How giving a f%#! about growing green onions made me a better designer.

Let me tell you a story about growing green onions and the danger of not caring. Bear with me, we’ll get there.

Andy Slopsema


My wife decided she could grow her own green onions. Perhaps this is part of her shelter in place mindset, or she has decided now is the time to rage against “Big Produce.” Regardless of the reason, the growing has started. The process consists of saving the root (bottom white part) of the onion after you’ve chopped up the bits you’re currently using, and putting it in a cup of water. These roots will start sprouting at which point you can transplant them, and soon green onions are everywhere and you have one less item on your Trader Joe’s list.

After I had prepped for cooking she said “Don’t forget to save the bottoms of the onion and put them in water”. No problem. I took the little root stubs and put them in a rocks glass with some water. They didn’t want to stand up. I tried “leaning” them up against the side of the glass. It kind of worked, but I had to get back to cooking. Soon the onions were all over the place.

I didn’t think about it too much but the next morning I saw this!

I did a double take. That is an elegant solution! There are certainly other ways to approach the problem, but that is nice! Why didn’t I think of that? I will tell you why. Because I didn’t really care. I was focused on another task at the time, but even so I didn’t have a personal investment in the onion project.

I’m a designer, not a farmer.

Indeed you are! As a designer and a leader I’ve come across what I guess I’ll call the checking the boxes syndrome (pithy). We’re all trying to accomplish so much, so quickly that we’re concentrating too much on “getting done.” I would offer that productivity isn’t moving through a list. Productivity is meeting a goal that creates impact. When we get into the mindset of completion we fail to open ourselves up to the range of possible solutions to a given problem.

It takes time to care, we need to take that time. We may push up against a deadline, or the end of a coming sprint. But I would say that if we’re honest with ourselves and our team, and if we need that time to make sure we’ve come up with the best solution — one we have put care into all would be forgiven. We obviously can’t spin out forever, never shipping anything. But through clear, open communication we can create the time to care.

When we get into the mindset of completion we fail to open ourselves up to the range of possible solutions to a given problem.

How do we do it?

For me part of every new project or challenge is finding a way into it. Finding a connection that makes you care. On my team we say that everyone needs to think like the CEO. The CEO is taking the success of your company personally. We as designers need to do the same thing. We need to get outside of the project mindset. By that I mean a passive way of thinking that waits to be given a task or a brief, that waits to be told what is needed and what to do. We need to be active in thinking about what success looks like.

Even if you’re a junior designer who has been tasked with designing a button, you can design that button like a CEO (who would probably explore options and test it around the office), or you can just get it done.
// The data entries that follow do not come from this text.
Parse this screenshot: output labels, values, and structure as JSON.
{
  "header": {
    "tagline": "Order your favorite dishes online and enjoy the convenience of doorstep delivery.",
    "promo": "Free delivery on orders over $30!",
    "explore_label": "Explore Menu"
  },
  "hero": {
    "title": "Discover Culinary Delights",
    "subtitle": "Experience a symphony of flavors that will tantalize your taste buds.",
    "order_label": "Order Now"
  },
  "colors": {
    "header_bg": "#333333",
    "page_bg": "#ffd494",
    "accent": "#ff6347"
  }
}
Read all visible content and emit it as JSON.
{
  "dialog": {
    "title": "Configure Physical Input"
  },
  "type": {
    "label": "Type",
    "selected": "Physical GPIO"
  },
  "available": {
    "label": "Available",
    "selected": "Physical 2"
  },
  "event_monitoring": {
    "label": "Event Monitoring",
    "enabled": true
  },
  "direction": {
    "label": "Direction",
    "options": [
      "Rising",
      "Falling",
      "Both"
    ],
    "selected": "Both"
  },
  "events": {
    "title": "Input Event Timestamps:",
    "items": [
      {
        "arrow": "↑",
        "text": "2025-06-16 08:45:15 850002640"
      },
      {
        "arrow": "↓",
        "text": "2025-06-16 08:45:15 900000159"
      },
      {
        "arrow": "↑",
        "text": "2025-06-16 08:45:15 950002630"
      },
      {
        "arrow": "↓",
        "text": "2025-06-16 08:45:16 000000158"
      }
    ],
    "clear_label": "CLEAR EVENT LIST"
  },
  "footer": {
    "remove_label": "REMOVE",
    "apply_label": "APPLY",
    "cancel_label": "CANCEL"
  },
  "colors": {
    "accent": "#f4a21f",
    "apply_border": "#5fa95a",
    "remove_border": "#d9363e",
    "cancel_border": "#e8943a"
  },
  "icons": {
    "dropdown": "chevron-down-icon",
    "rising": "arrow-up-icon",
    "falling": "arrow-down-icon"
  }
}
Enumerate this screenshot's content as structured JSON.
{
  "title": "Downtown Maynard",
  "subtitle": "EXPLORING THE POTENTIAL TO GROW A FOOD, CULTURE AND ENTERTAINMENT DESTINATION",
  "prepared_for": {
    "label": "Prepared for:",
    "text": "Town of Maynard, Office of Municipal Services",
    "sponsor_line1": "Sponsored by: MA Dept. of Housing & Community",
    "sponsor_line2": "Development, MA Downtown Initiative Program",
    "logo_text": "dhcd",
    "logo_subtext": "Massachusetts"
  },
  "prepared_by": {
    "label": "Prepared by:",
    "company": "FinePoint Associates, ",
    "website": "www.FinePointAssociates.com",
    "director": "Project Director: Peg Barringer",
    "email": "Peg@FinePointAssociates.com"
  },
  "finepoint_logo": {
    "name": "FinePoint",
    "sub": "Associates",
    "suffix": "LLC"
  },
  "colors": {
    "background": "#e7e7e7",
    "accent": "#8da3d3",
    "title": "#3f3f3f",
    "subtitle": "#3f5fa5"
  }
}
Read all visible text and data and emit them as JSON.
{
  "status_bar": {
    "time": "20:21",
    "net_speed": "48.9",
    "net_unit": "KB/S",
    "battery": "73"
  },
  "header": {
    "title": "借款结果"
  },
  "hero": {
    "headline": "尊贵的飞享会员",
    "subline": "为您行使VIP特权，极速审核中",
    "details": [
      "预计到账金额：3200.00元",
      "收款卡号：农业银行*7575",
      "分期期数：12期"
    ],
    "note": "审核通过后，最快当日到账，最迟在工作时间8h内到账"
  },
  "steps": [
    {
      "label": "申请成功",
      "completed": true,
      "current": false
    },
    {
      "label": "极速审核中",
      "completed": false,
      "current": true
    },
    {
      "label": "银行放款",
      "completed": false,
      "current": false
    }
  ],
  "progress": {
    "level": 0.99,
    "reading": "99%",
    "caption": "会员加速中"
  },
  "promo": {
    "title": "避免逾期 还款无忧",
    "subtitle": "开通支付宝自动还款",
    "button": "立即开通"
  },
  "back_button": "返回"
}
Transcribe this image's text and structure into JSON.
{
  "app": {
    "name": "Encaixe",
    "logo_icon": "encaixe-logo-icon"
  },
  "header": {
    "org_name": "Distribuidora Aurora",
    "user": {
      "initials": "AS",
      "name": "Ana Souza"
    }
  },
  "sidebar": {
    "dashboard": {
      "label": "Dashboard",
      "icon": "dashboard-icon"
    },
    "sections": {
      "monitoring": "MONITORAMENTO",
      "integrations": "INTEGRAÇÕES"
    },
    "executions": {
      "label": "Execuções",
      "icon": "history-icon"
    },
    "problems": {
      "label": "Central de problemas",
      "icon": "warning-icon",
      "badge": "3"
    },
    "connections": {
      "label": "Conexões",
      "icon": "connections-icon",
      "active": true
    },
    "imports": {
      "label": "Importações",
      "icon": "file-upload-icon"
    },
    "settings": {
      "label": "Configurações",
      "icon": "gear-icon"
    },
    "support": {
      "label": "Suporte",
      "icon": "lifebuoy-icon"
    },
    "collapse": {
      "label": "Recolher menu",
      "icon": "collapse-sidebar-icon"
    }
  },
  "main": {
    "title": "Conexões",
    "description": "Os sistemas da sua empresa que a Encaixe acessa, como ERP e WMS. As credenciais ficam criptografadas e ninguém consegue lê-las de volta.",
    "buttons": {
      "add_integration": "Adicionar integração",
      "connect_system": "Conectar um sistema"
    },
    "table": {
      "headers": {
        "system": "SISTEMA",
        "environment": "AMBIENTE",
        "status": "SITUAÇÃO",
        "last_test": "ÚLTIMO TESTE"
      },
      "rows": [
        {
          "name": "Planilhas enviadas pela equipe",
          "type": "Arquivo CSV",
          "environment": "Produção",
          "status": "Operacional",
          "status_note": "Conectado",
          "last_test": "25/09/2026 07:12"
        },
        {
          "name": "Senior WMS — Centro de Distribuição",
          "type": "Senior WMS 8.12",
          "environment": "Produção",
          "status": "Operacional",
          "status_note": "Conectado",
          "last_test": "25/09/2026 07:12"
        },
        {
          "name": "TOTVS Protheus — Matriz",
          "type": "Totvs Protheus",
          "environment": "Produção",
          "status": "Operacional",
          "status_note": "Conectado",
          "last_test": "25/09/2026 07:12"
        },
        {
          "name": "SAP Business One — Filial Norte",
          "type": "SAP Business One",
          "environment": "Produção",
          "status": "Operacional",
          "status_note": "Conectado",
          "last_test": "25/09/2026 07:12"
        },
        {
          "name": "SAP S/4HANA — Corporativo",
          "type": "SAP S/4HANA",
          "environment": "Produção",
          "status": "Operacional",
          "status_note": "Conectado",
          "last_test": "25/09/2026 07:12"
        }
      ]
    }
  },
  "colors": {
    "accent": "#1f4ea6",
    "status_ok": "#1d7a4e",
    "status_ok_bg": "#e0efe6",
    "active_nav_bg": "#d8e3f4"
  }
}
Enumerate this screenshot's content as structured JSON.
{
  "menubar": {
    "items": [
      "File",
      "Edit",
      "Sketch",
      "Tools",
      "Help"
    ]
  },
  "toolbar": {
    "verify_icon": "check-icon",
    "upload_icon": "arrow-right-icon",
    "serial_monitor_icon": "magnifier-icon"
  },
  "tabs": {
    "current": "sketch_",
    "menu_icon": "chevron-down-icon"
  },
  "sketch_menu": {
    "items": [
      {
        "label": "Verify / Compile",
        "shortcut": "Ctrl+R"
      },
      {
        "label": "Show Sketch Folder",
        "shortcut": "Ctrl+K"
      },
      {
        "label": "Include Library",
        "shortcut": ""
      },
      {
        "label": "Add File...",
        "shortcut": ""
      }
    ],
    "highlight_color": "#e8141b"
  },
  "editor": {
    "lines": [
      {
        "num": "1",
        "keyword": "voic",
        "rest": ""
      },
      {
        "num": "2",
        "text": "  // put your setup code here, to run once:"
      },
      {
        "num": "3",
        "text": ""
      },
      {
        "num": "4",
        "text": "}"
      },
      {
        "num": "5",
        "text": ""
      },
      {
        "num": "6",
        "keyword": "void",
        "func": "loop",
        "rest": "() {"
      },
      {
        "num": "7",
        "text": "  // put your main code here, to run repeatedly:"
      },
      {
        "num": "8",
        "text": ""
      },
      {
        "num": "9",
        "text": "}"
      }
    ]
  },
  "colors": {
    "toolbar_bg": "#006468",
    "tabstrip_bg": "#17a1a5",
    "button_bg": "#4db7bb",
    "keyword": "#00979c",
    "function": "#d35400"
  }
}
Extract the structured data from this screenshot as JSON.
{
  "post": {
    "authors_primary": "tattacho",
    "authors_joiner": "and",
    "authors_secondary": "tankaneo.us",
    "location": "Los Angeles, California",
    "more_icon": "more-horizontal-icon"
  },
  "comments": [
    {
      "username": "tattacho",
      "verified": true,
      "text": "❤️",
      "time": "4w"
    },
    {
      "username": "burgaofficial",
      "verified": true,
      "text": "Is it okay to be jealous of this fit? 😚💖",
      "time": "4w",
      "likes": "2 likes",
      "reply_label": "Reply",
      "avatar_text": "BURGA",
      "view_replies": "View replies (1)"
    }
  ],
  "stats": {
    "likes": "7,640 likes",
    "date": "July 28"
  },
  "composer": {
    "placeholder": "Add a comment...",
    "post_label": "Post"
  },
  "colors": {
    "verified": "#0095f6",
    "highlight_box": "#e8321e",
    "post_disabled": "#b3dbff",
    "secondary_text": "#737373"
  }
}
Knock it out and get on to the next task, with your eye on the clock, thinking about the Netflix you’ll watch that evening. Is that why we became designers?

Top down or bottom up.

When do you really care about something you’re working on? When you have ownership. Leaders — find ways to foster this sense of ownership among your team. Bring problems that everyone can own a piece of solving, not solutions that need executing. Designers — if your manager isn’t yet empowering you, think hard about what you’ve been tasked with. This will certainly lead to questions. The questions are a way for you to have some ownership. Even if the task doesn’t change hopefully the questioning has made you a part of the process in which you are now more invested.

What now?

I am now the CEO of the green onion project. Well, not really. But I approach it that way, and you can too. We’re in a strange time right now. We’ve been forced to pause. So use the time to take a step back. Find a connection to what you’re working on. Take the time to really care, and create some amazing things.